On the other hand, though, Professor Kaneko has acknowledged that substituting in bioplastics for some materials like glass could increase pollution since the waste from the process is non-biodegradable.
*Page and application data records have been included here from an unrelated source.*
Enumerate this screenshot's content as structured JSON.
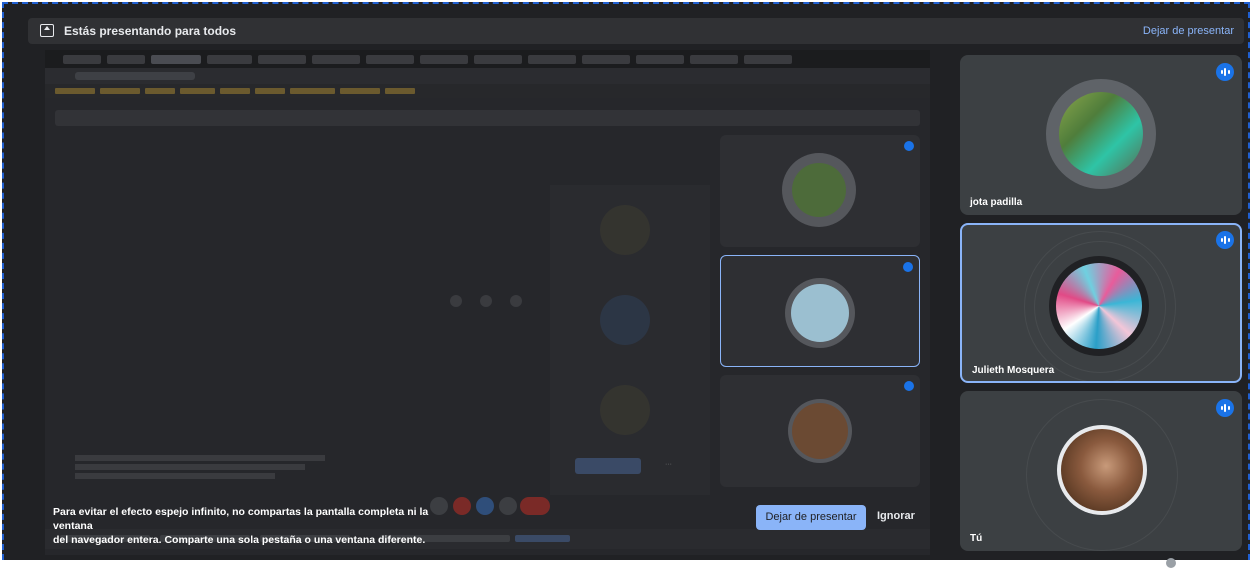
{
  "presenting_bar": {
    "title": "Estás presentando para todos",
    "stop_link": "Dejar de presentar"
  },
  "warning_banner": {
    "text_line1": "Para evitar el efecto espejo infinito, no compartas la pantalla completa ni la ventana",
    "text_line2": "del navegador entera. Comparte una sola pestaña o una ventana diferente.",
    "stop_button": "Dejar de presentar",
    "ignore_button": "Ignorar"
  },
  "participants": [
    {
      "name": "jota padilla",
      "speaking": true
    },
    {
      "name": "Julieth Mosquera",
      "speaking": true,
      "active": true
    },
    {
      "name": "Tú",
      "speaking": true
    }
  ],
  "colors": {
    "accent": "#8ab4f8",
    "badge": "#1a73e8",
    "background": "#202124",
    "tile": "#3c4043"
  }
}
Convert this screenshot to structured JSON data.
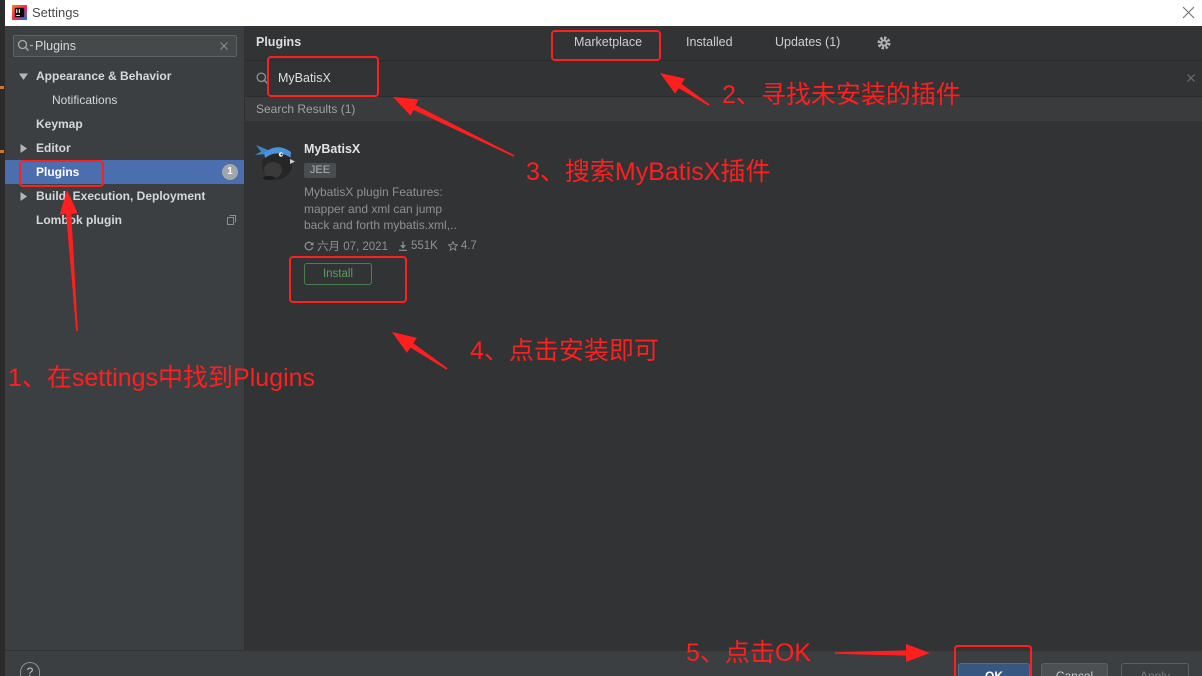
{
  "window": {
    "title": "Settings"
  },
  "sidebar": {
    "search": {
      "value": "Plugins"
    },
    "items": [
      {
        "label": "Appearance & Behavior",
        "expanded": true
      },
      {
        "label": "Notifications"
      },
      {
        "label": "Keymap"
      },
      {
        "label": "Editor",
        "expanded": false
      },
      {
        "label": "Plugins",
        "badge": "1",
        "selected": true
      },
      {
        "label": "Build, Execution, Deployment",
        "expanded": false
      },
      {
        "label": "Lombok plugin"
      }
    ]
  },
  "main": {
    "title": "Plugins",
    "tabs": [
      {
        "label": "Marketplace",
        "active": true
      },
      {
        "label": "Installed"
      },
      {
        "label": "Updates (1)"
      }
    ],
    "search": {
      "value": "MyBatisX"
    },
    "results_header": "Search Results (1)",
    "plugin": {
      "name": "MyBatisX",
      "tag": "JEE",
      "description": [
        "MybatisX plugin Features:",
        "mapper and xml can jump",
        "back and forth mybatis.xml,.."
      ],
      "date": "六月 07, 2021",
      "downloads": "551K",
      "rating": "4.7",
      "install_label": "Install"
    }
  },
  "footer": {
    "help": "?",
    "ok": "OK",
    "cancel": "Cancel",
    "apply": "Apply"
  },
  "annotations": {
    "step1": "1、在settings中找到Plugins",
    "step2": "2、寻找未安装的插件",
    "step3": "3、搜索MyBatisX插件",
    "step4": "4、点击安装即可",
    "step5": "5、点击OK"
  },
  "colors": {
    "accent_red": "#ff1f1f",
    "selection": "#4b6eaf",
    "install_green": "#5c9e5f",
    "ok_blue": "#365880"
  }
}
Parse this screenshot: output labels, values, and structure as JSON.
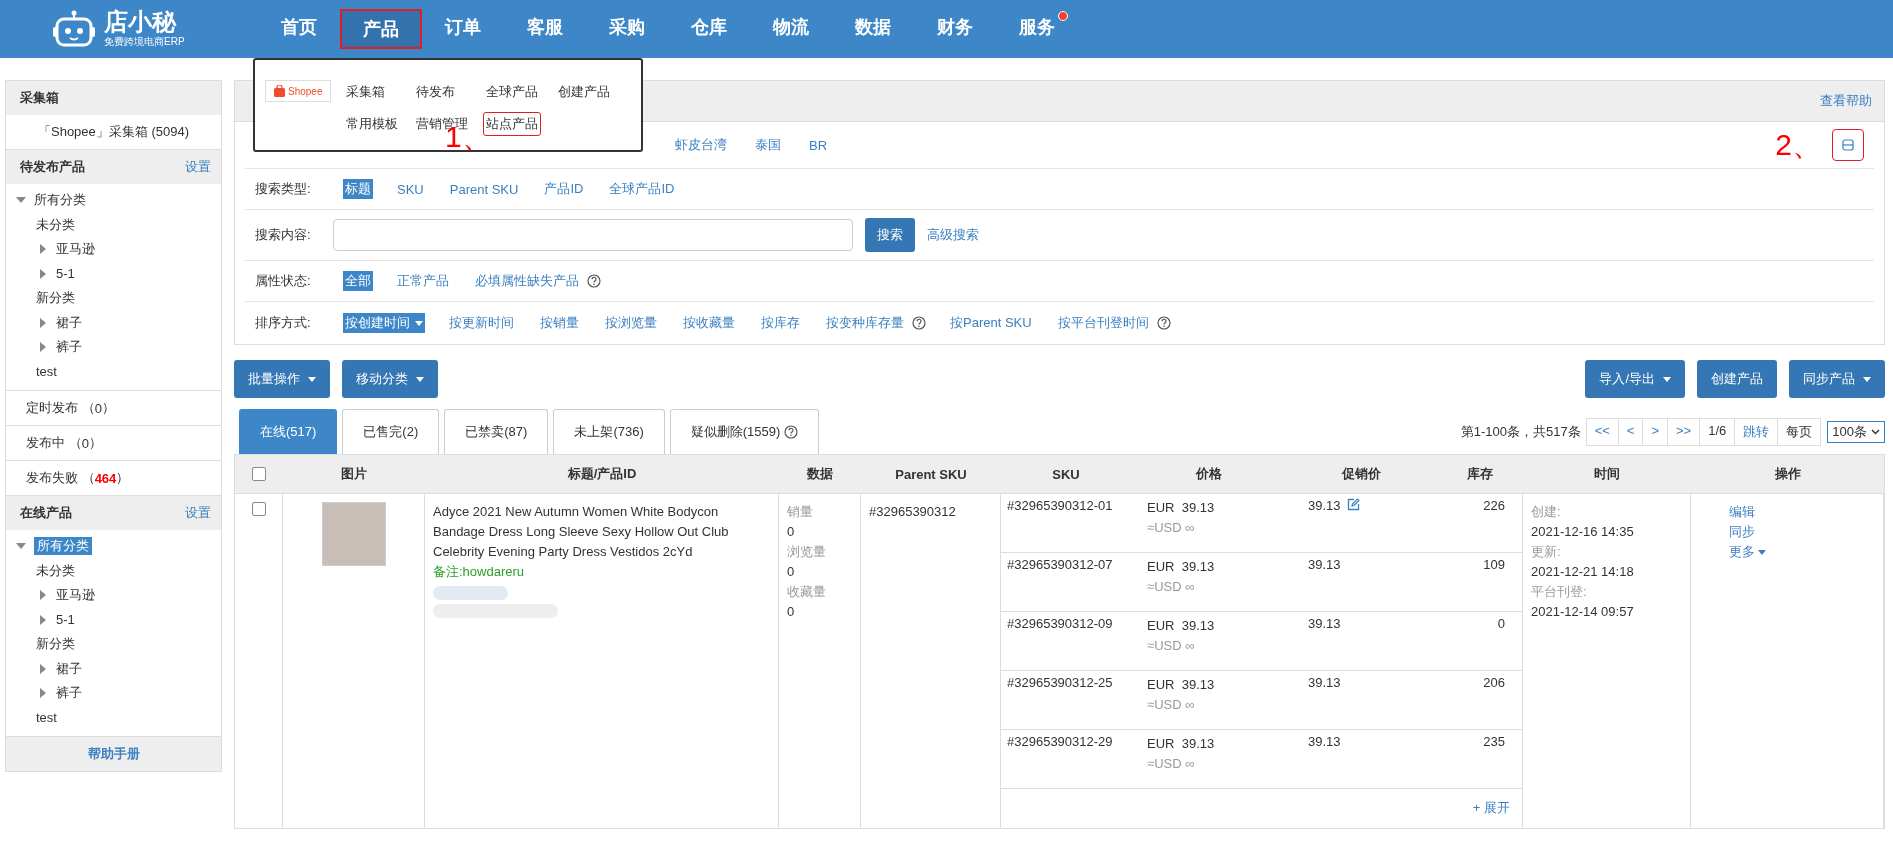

However, he also pointed out that it produces less waste than conventional, petroleum-based plastics.

News Source: BBC